Chris Soules asks Iowa Supreme Court to intercede on his charge
Reality TV star Chris Soules appeared in court Monday as his lawyers argued the charge against him should be dropped.
Chris Soules' attorneys filed an appeal with the Iowa Supreme Court asking it to review the merits of the charge against him for his role in a fatal car crash last year in rural northeast Iowa.
At issue is a district judge’s January decision refusing to dismiss the charges against the former "Bachelor," who was driving a truck at about 8:20 p.m. April 24, 2017, when he rear-ended Kenny Mosher, 66, of Aurora, who was on a tractor.
After the crash, Soules called 911, identified himself, administered CPR and remained on scene until paramedics arrived. Mosher, who was transported to a local hospital, died later.
Soules was charged with leaving the scene of a fatal car crash, a class D felony. If convicted, he could face as many as five years in prison.
Soules' lawyers are asking the Iowa Supreme Court to interpret the specific portion of Iowa Code — 321.263(2) — under which the reality TV star is charged.
The court has interpreted other portions of the same Iowa Code relating to leaving the scene of a car crash and has "twice dismissed charges improperly brought under that statute," according to court documents filed by Soules' lawyers.
By filing an interlocutory appeal, Soules’ attorneys are asking the Iowa Supreme Court to judge the facts of the case before it goes to trial.
As "a public figure," Soules lawyers wrote in his appeal, "an unnecessary trial" could be "even more damaging."
“If Mr. Soules is forced to proceed to trial and then appeal, there would be no way to undo the publicity and restore Mr. Soules to his original position … ," the court documents read. "Addressing this questionable and fundamentally unfair charge, given these facts, prior to trial, better serves the interests of justice."
Soules lawyers declined to comment on their appeal Tuesday. Buchanan County Attorney Shawn Harden was unavailable when reached Tuesday afternoon.
New details emerge

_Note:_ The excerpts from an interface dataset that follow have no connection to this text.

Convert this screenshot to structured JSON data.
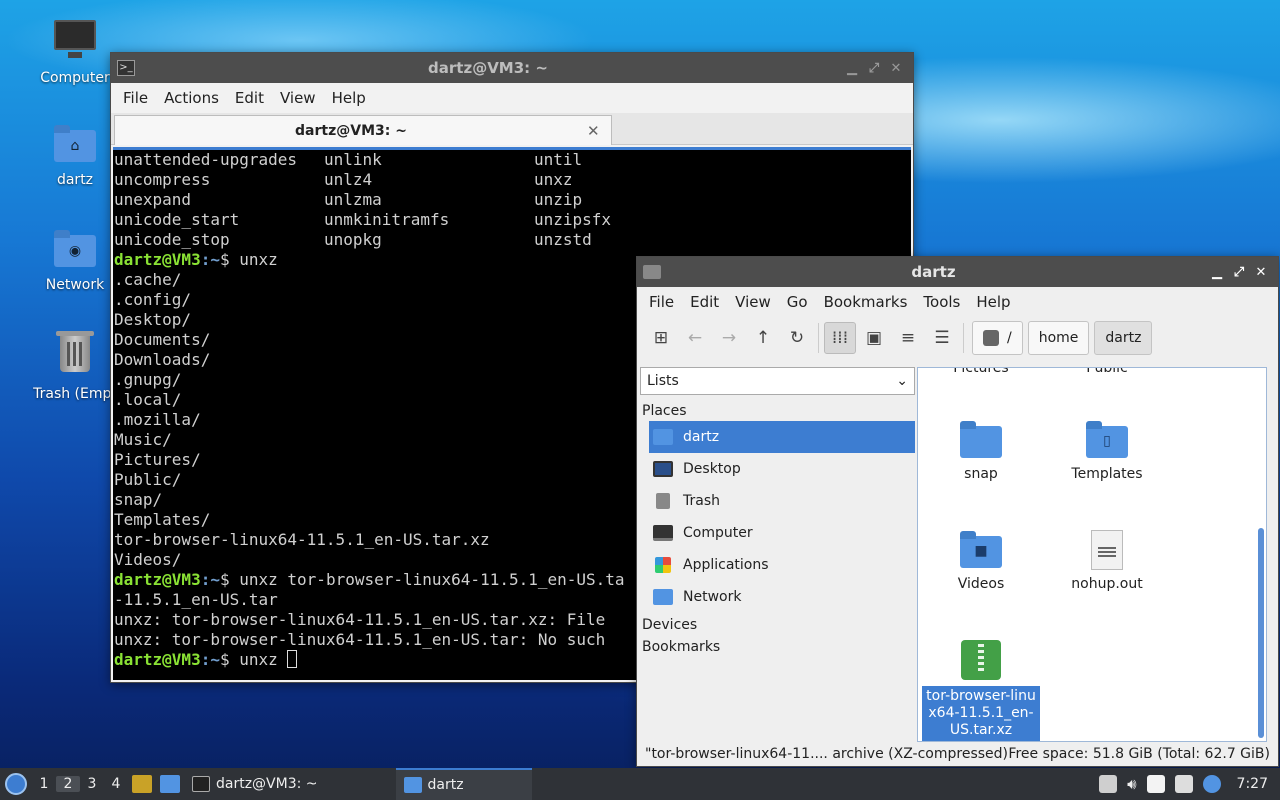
{
  "desktop": {
    "icons": [
      {
        "label": "Computer",
        "icon": "computer-icon"
      },
      {
        "label": "dartz",
        "icon": "home-folder-icon"
      },
      {
        "label": "Network",
        "icon": "network-folder-icon"
      },
      {
        "label": "Trash (Empt",
        "icon": "trash-icon"
      }
    ]
  },
  "terminal": {
    "title": "dartz@VM3: ~",
    "menu": [
      "File",
      "Actions",
      "Edit",
      "View",
      "Help"
    ],
    "tab_title": "dartz@VM3: ~",
    "tab_close": "✕",
    "prompt_user": "dartz@VM3",
    "prompt_path": ":~",
    "prompt_symbol": "$",
    "completion_rows": [
      [
        "unattended-upgrades",
        "unlink",
        "until"
      ],
      [
        "uncompress",
        "unlz4",
        "unxz"
      ],
      [
        "unexpand",
        "unlzma",
        "unzip"
      ],
      [
        "unicode_start",
        "unmkinitramfs",
        "unzipsfx"
      ],
      [
        "unicode_stop",
        "unopkg",
        "unzstd"
      ]
    ],
    "cmd1": " unxz",
    "listing": [
      ".cache/",
      ".config/",
      "Desktop/",
      "Documents/",
      "Downloads/",
      ".gnupg/",
      ".local/",
      ".mozilla/",
      "Music/",
      "Pictures/",
      "Public/",
      "snap/",
      "Templates/",
      "tor-browser-linux64-11.5.1_en-US.tar.xz",
      "Videos/"
    ],
    "cmd2": " unxz tor-browser-linux64-11.5.1_en-US.ta",
    "cmd2_wrap": "-11.5.1_en-US.tar",
    "err1": "unxz: tor-browser-linux64-11.5.1_en-US.tar.xz: File",
    "err2": "unxz: tor-browser-linux64-11.5.1_en-US.tar: No such",
    "cmd3": " unxz "
  },
  "filemanager": {
    "title": "dartz",
    "menu": [
      "File",
      "Edit",
      "View",
      "Go",
      "Bookmarks",
      "Tools",
      "Help"
    ],
    "breadcrumbs": {
      "root": "/",
      "home": "home",
      "current": "dartz"
    },
    "side_mode": "Lists",
    "places_heading": "Places",
    "places": [
      {
        "label": "dartz",
        "icon": "home-icon"
      },
      {
        "label": "Desktop",
        "icon": "desktop-icon"
      },
      {
        "label": "Trash",
        "icon": "trash-icon"
      },
      {
        "label": "Computer",
        "icon": "computer-icon"
      },
      {
        "label": "Applications",
        "icon": "applications-icon"
      },
      {
        "label": "Network",
        "icon": "network-icon"
      }
    ],
    "devices_heading": "Devices",
    "bookmarks_heading": "Bookmarks",
    "files_partial": [
      "Pictures",
      "Public"
    ],
    "files": [
      {
        "label": "snap",
        "kind": "folder"
      },
      {
        "label": "Templates",
        "kind": "folder-templates"
      },
      {
        "label": "Videos",
        "kind": "folder-videos"
      },
      {
        "label": "nohup.out",
        "kind": "text"
      },
      {
        "label": "tor-browser-linux64-11.5.1_en-US.tar.xz",
        "kind": "archive"
      }
    ],
    "status_left": "\"tor-browser-linux64-11.... archive (XZ-compressed)",
    "status_right": "Free space: 51.8 GiB (Total: 62.7 GiB)"
  },
  "taskbar": {
    "workspaces": [
      "1",
      "2",
      "3",
      "4"
    ],
    "current_workspace": "2",
    "tasks": [
      {
        "label": "dartz@VM3: ~",
        "icon": "terminal-icon"
      },
      {
        "label": "dartz",
        "icon": "folder-icon"
      }
    ],
    "clock": "7:27"
  },
  "colors": {
    "accent": "#3d7dd1",
    "prompt_user": "#8ae234",
    "prompt_path": "#729fcf",
    "titlebar": "#4d4d4d",
    "taskbar": "#2f3237"
  }
}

Soules' defense team also revealed new information about the night of the crash in their filing, citing minutes of testimony that are sealed to the public.
Soules was driving a pickup truck below the posted 55 mph speed limit, the court documents read. After the crash, four other individuals arrived on scene "nearly immediately."
While administering CPR to Mosher, Soules told an emergency dispatcher "that Mr. Mosher had blood coming out of his mouth and, after performing chest compressions, found a pulse," according to the filing.
"After blood began coming from Mr. Mosher's mouth and Mr. Soules stopped CPR, none of the other four individuals nearby on the scene restarted CPR," the documents read.
Soules remained on the phone with the dispatcher for more than 5 minutes, court documents said, and waited to direct emergency responders to Mosher.
"Mr. Soules did not depart the scene until several minutes later, after speaking with emergency responders and assured they had the situation in hand," the filing stated.
The tractor Mosher was driving was identified as a 2640 John Deere, which doesn't have an enclosed cab.